At 6:00 a.m. the alarm rings. I am a morning person so I don’t feel the anguish that night owls understandably feel. Nevertheless, our wood heated house is chilly and it takes a moment to summon the courage to pull off the covers. I roll out of bed, pray, dress, and start to do the chores. I stir the bright orange coals in the wood stove and stoke it with logs for the day’s heat. They burst into flames. I set the air intake and damper.
Dixie, our “Antietam Glen Frisbee Retriever”, anxiously meets me at the door with the Frisbee in her mouth. But she will have to wait until after I feed the animals. I throw on my tattered, muddied and bloodied LL Bean field coat, Muck boots, and work gloves. Outside it is dark. The frigid air stings my face but it’s invigorating. The horses snort and stomp when they hear me coming. As I walk down to the barn, the waning gibbous moon shining on the snow lights my path so I put my flashlight in my pocket. In the feed room, I put two scoops of pellets and a scoop of hay cubes in bucket for Peaches, our old Hackney pony. Rebel, our Appaloosa, is an easy keeper so he just gets a bale of hay. I fill the barn cat’s dish full of food. The watering trough is still ½ full so I head for the chicken coop. Our new flock of layers seem perturbed when I interrupt their roosting but they take interest when I empty a bucket of table scraps and top off their feed and water. They are not laying eggs yet. We are in one of those rare intervals when we are eating store bought eggs.
I look up at the house and see lights click on as LeAnn and the boys are getting up. The sky starts to lighten a bit so now it is time for Dixie. She is rewarded one piece of dog biscuit from my pocket after each Frisbee retrieval. But more often than not she gets two pieces for a catch in mid-air. After ten minutes and two dozen throws, she tires and I head for the house and a cup of hot chocolate.
I open the door and the heat from the wood stove is a welcome relief. The aroma of bacon and eggs, complements of LeAnn, fires up my metabolism. Mark, our highschooler, and Nathan, our middleschooler, smell breakfast and clomp down the stairs from their bedrooms. The front door bursts open as six other rambunctious highschoolers arrive for breakfast and early morning seminary. We all chat through breakfast and then head down to the basement family room for religious studies that LeAnn and I facilitate each weekday morning.
I love this morning crescendo of rituals.

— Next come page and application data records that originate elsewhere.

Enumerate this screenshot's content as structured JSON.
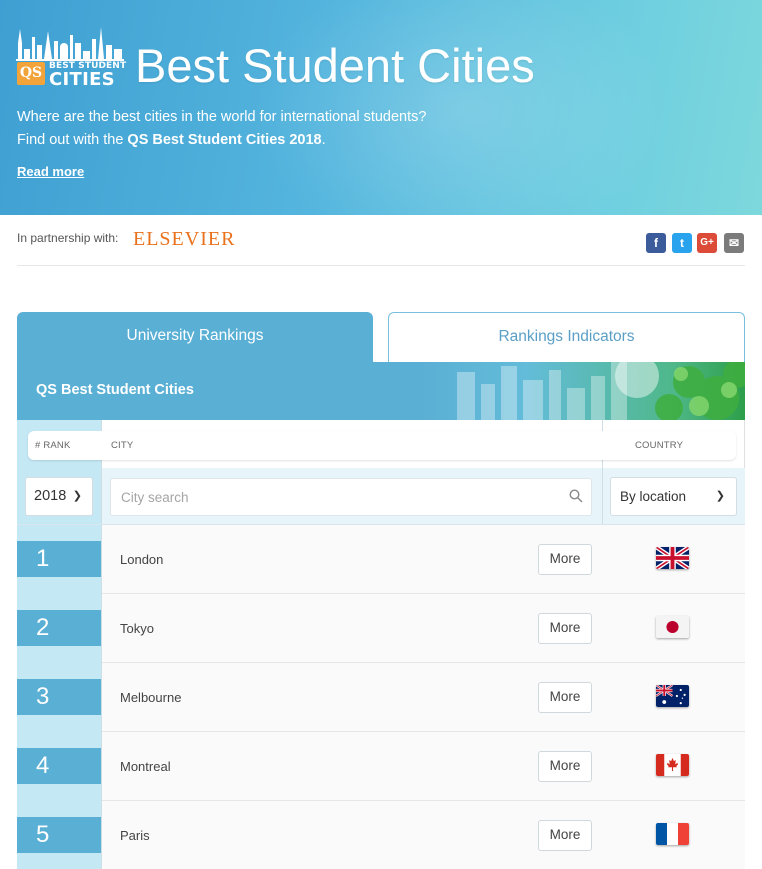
{
  "hero": {
    "logo_badge": "QS",
    "logo_line1": "BEST STUDENT",
    "logo_line2": "CITIES",
    "title": "Best Student Cities",
    "description_prefix": "Where are the best cities in the world for international students? Find out with the ",
    "description_bold": "QS Best Student Cities 2018",
    "description_suffix": ".",
    "read_more": "Read more"
  },
  "partner": {
    "label": "In partnership with:",
    "name": "ELSEVIER",
    "share": [
      "facebook",
      "twitter",
      "google-plus",
      "email"
    ],
    "fb_glyph": "f",
    "tw_glyph": "t",
    "gp_glyph": "G+",
    "em_glyph": "✉"
  },
  "tabs": {
    "active": "University Rankings",
    "inactive": "Rankings Indicators"
  },
  "table": {
    "banner_title": "QS Best Student Cities",
    "headers": {
      "rank": "# RANK",
      "city": "CITY",
      "country": "COUNTRY"
    },
    "year_value": "2018",
    "search_placeholder": "City search",
    "location_value": "By location",
    "more_label": "More",
    "rows": [
      {
        "rank": "1",
        "city": "London",
        "flag": "uk"
      },
      {
        "rank": "2",
        "city": "Tokyo",
        "flag": "jp"
      },
      {
        "rank": "3",
        "city": "Melbourne",
        "flag": "au"
      },
      {
        "rank": "4",
        "city": "Montreal",
        "flag": "ca"
      },
      {
        "rank": "5",
        "city": "Paris",
        "flag": "fr"
      }
    ]
  },
  "colors": {
    "accent": "#5aafd4",
    "rank_column": "#c5e8f5",
    "elsevier": "#e9711c"
  }
}
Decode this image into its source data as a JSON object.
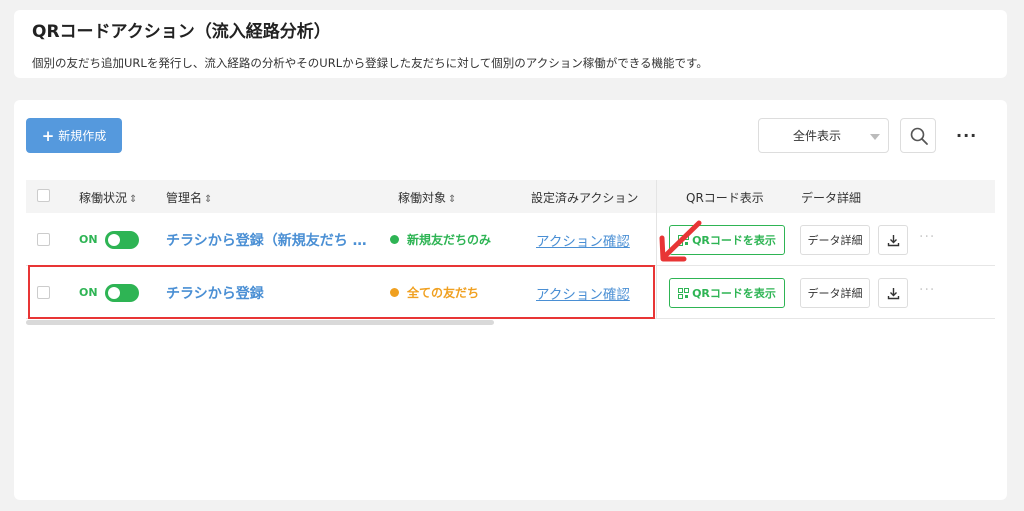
{
  "header": {
    "title": "QRコードアクション（流入経路分析）",
    "description": "個別の友だち追加URLを発行し、流入経路の分析やそのURLから登録した友だちに対して個別のアクション稼働ができる機能です。"
  },
  "toolbar": {
    "new_button_label": "新規作成",
    "filter_label": "全件表示",
    "more_label": "···"
  },
  "table": {
    "columns": {
      "status": "稼働状況",
      "name": "管理名",
      "target": "稼働対象",
      "actions": "設定済みアクション",
      "qr": "QRコード表示",
      "detail": "データ詳細"
    },
    "sort_glyph": "⇕",
    "rows": [
      {
        "status": "ON",
        "name": "チラシから登録（新規友だち …",
        "target": "新規友だちのみ",
        "target_color": "#2eb454",
        "action_link": "アクション確認",
        "qr_button": "QRコードを表示",
        "detail_button": "データ詳細",
        "more": "···"
      },
      {
        "status": "ON",
        "name": "チラシから登録",
        "target": "全ての友だち",
        "target_color": "#f0a020",
        "action_link": "アクション確認",
        "qr_button": "QRコードを表示",
        "detail_button": "データ詳細",
        "more": "···"
      }
    ]
  },
  "colors": {
    "accent_blue": "#5599dd",
    "link_blue": "#4a8fd4",
    "on_green": "#2eb454",
    "highlight_red": "#e83535"
  }
}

Why am I not a good father and teach Mark and Nathan the discipline to do the morning chores? I enjoy the chores too much to give up. But I am not worried. My four older children rarely did early morning chores (that’s not what they remember) and all turned out motivated and ambitious.

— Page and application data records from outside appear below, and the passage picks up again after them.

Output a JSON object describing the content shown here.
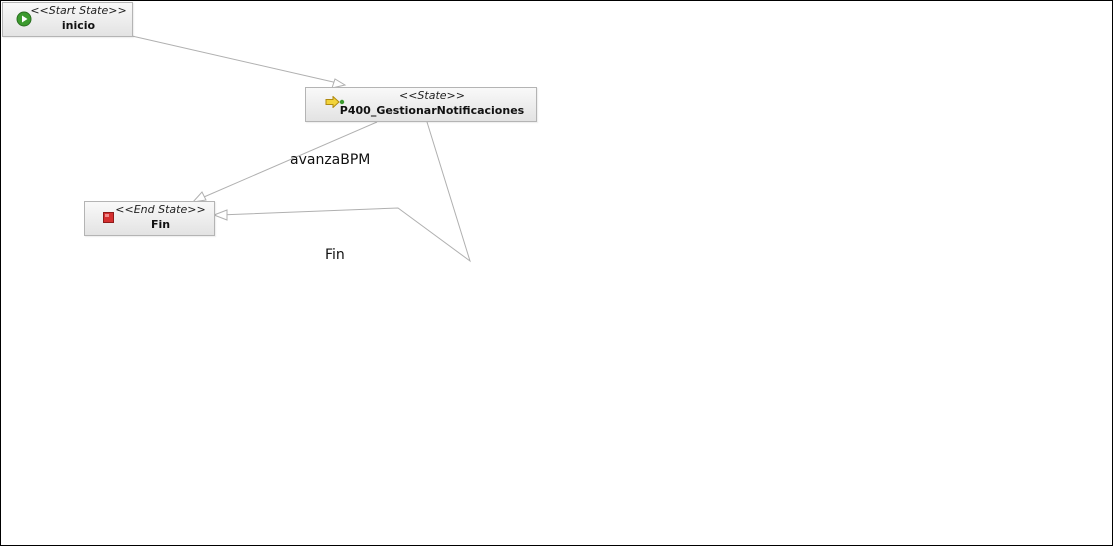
{
  "diagram": {
    "nodes": {
      "start": {
        "stereotype": "<<Start State>>",
        "name": "inicio",
        "icon": "play-icon"
      },
      "state": {
        "stereotype": "<<State>>",
        "name": "P400_GestionarNotificaciones",
        "icon": "state-arrow-icon"
      },
      "end": {
        "stereotype": "<<End State>>",
        "name": "Fin",
        "icon": "stop-icon"
      }
    },
    "transitions": [
      {
        "from": "inicio",
        "to": "P400_GestionarNotificaciones",
        "label": ""
      },
      {
        "from": "P400_GestionarNotificaciones",
        "to": "Fin",
        "label": "avanzaBPM"
      },
      {
        "from": "P400_GestionarNotificaciones",
        "to": "Fin",
        "label": "Fin"
      }
    ],
    "colors": {
      "node_border": "#b4b4b4",
      "edge": "#b0b0b0",
      "start_icon": "#3c9a2e",
      "end_icon": "#d42f2f",
      "state_icon": "#e8c020"
    }
  }
}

What enjoyment do you get from your winter morning rituals?